The mop up of Rs 1.49 trillion in February is 5.1 per cent lower than the figure achieved in the previous month. In January, the GST mop up stood at Rs 1.57 trillion, the second highest after Rs 1.68 trillion in April of the current fiscal year. However, the latest figure is 12 per cent higher than Rs 1.33 trillion a year ago.
Also, the monthly GST revenues remained over Rs 1.4 trillion for 12 straight months, the finance ministry said on Wednesday while releasing the provisional data.
The ministry attributed the sequential dip in collection to February being a 28-day month.
It emphasised that this month reported the highest cess collection of Rs 11,931 crore since implementation of the GST regime. Economists expect central GST (CGST) collection to meet the FY23 Budget Estimates.
“The sequential dip in GST collections in February 2023 is partly on account of the boost to the January figure from the quarter-ending inflows (for December, which were remitted in the following month),” said Aditi Nayar, chief economist, ICRA.
Of the total revenue collected, CGST was Rs 27,662 crore, states GST was Rs 34,915 crore and Integrated GST was Rs 75,069 crore (including Rs 35,689 crore collected on import of goods). And, cess was Rs 11,931 crore (including Rs 792 crore collected on import of goods).
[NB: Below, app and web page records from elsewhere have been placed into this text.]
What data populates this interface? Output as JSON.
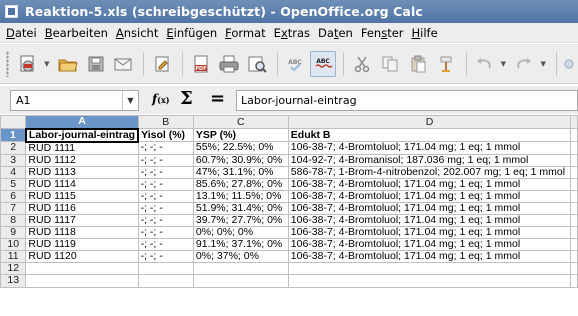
{
  "window": {
    "title": "Reaktion-5.xls (schreibgeschützt) - OpenOffice.org Calc"
  },
  "menu": [
    {
      "pre": "",
      "acc": "D",
      "post": "atei"
    },
    {
      "pre": "",
      "acc": "B",
      "post": "earbeiten"
    },
    {
      "pre": "",
      "acc": "A",
      "post": "nsicht"
    },
    {
      "pre": "",
      "acc": "E",
      "post": "infügen"
    },
    {
      "pre": "",
      "acc": "F",
      "post": "ormat"
    },
    {
      "pre": "E",
      "acc": "x",
      "post": "tras"
    },
    {
      "pre": "Da",
      "acc": "t",
      "post": "en"
    },
    {
      "pre": "Fen",
      "acc": "s",
      "post": "ter"
    },
    {
      "pre": "",
      "acc": "H",
      "post": "ilfe"
    }
  ],
  "toolbar": {
    "icons": [
      "new-document-icon",
      "open-folder-icon",
      "save-icon",
      "email-icon",
      "edit-file-icon",
      "export-pdf-icon",
      "print-icon",
      "page-preview-icon",
      "spellcheck-icon",
      "autospellcheck-icon",
      "cut-icon",
      "copy-icon",
      "paste-icon",
      "format-paintbrush-icon",
      "undo-icon",
      "redo-icon",
      "hyperlink-icon"
    ],
    "spell_label": "ABC",
    "pdf_label": "PDF"
  },
  "formula_bar": {
    "name_box": "A1",
    "fx_label": "f",
    "fx_sub": "(x)",
    "sum_label": "Σ",
    "equals_label": "=",
    "content": "Labor-journal-eintrag"
  },
  "sheet": {
    "columns": [
      "A",
      "B",
      "C",
      "D"
    ],
    "selected_column": "A",
    "selected_row": "1",
    "row_numbers": [
      "1",
      "2",
      "3",
      "4",
      "5",
      "6",
      "7",
      "8",
      "9",
      "10",
      "11",
      "12",
      "13"
    ],
    "header_row": [
      "Labor-journal-eintrag",
      "Yisol (%)",
      "YSP (%)",
      "Edukt B"
    ],
    "rows": [
      [
        "RUD 1111",
        "-; -; -",
        "55%; 22.5%; 0%",
        "106-38-7; 4-Bromtoluol; 171.04 mg; 1 eq; 1 mmol"
      ],
      [
        "RUD 1112",
        "-; -; -",
        "60.7%; 30.9%; 0%",
        "104-92-7; 4-Bromanisol; 187.036 mg; 1 eq; 1 mmol"
      ],
      [
        "RUD 1113",
        "-; -; -",
        "47%; 31.1%; 0%",
        "586-78-7; 1-Brom-4-nitrobenzol; 202.007 mg; 1 eq; 1 mmol"
      ],
      [
        "RUD 1114",
        "-; -; -",
        "85.6%; 27.8%; 0%",
        "106-38-7; 4-Bromtoluol; 171.04 mg; 1 eq; 1 mmol"
      ],
      [
        "RUD 1115",
        "-; -; -",
        "13.1%; 11.5%; 0%",
        "106-38-7; 4-Bromtoluol; 171.04 mg; 1 eq; 1 mmol"
      ],
      [
        "RUD 1116",
        "-; -; -",
        "51.9%; 31.4%; 0%",
        "106-38-7; 4-Bromtoluol; 171.04 mg; 1 eq; 1 mmol"
      ],
      [
        "RUD 1117",
        "-; -; -",
        "39.7%; 27.7%; 0%",
        "106-38-7; 4-Bromtoluol; 171.04 mg; 1 eq; 1 mmol"
      ],
      [
        "RUD 1118",
        "-; -; -",
        "0%; 0%; 0%",
        "106-38-7; 4-Bromtoluol; 171.04 mg; 1 eq; 1 mmol"
      ],
      [
        "RUD 1119",
        "-; -; -",
        "91.1%; 37.1%; 0%",
        "106-38-7; 4-Bromtoluol; 171.04 mg; 1 eq; 1 mmol"
      ],
      [
        "RUD 1120",
        "-; -; -",
        "0%; 37%; 0%",
        "106-38-7; 4-Bromtoluol; 171.04 mg; 1 eq; 1 mmol"
      ],
      [
        "",
        "",
        "",
        ""
      ],
      [
        "",
        "",
        "",
        ""
      ]
    ]
  },
  "colors": {
    "titlebar": "#4f74a6",
    "selected_header": "#6a95c9",
    "chrome": "#ededed"
  }
}
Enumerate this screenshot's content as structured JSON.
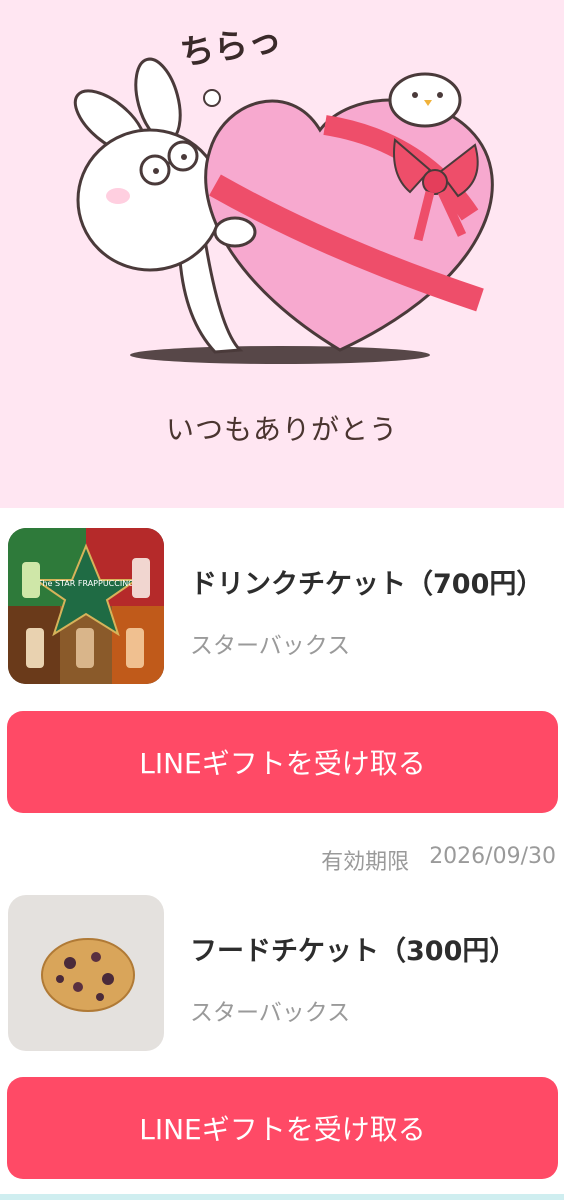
{
  "card": {
    "sound_text": "ちらっ",
    "message": "いつもありがとう"
  },
  "gifts": [
    {
      "name": "ドリンクチケット（700円）",
      "brand": "スターバックス",
      "thumb_label": "The STAR FRAPPUCCINO",
      "cta": "LINEギフトを受け取る"
    },
    {
      "name": "フードチケット（300円）",
      "brand": "スターバックス",
      "cta": "LINEギフトを受け取る"
    }
  ],
  "expiry": {
    "label": "有効期限",
    "date": "2026/09/30"
  },
  "colors": {
    "hero_bg": "#ffe6f2",
    "cta": "#ff4a66",
    "heart": "#f7a9cf",
    "ribbon": "#ee4e6a"
  }
}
During the month, revenue from import of goods was six per cent higher and that from domestic transactions (including import of services) was 15 per cent higher year-on-year (YoY).
“This month witnessed the highest cess collection of Rs 11,931 crore since implementation of GST,” the ministry said.
According to Nayar, there is a large divergence in the growth of revenues from import of goods and that from domestic transactions during the month.
GST revenues from import of goods are likely to have been dampened by the sequential and YoY contractions in merchandise imports in January, Nayar added.
Abhishek Jain, partner, Indirect Tax at KPMG in India, said “The growth in domestic and import transactions are quite interesting. It indicates a growing self reliance within the domestic market and is a positive sign for the Indian economy,” he said.
On state-wise collection, Deloitte India partner M S Mani said all the large states have reported significant increases ranging from 10 per cent to 24 per cent compared to the same month last year.
This indicates that economic growth and the steps taken to improve compliance are positive.
Highlighting the GST compensation to states, the ministry said that it has settled Rs 34,770 crore to CGST and Rs 29,054 crore to SGST from IGST as regular settlement.
The total revenue of the Centre and states after regular settlements in February stood at Rs 62,432 crore (CGST) and Rs 63,969 crore (SGST).
In addition, the Centre had also released the balance GST compensation of Rs 16,982 crore for June 2022 and Rs 16,524 crore to states/union territories, it added.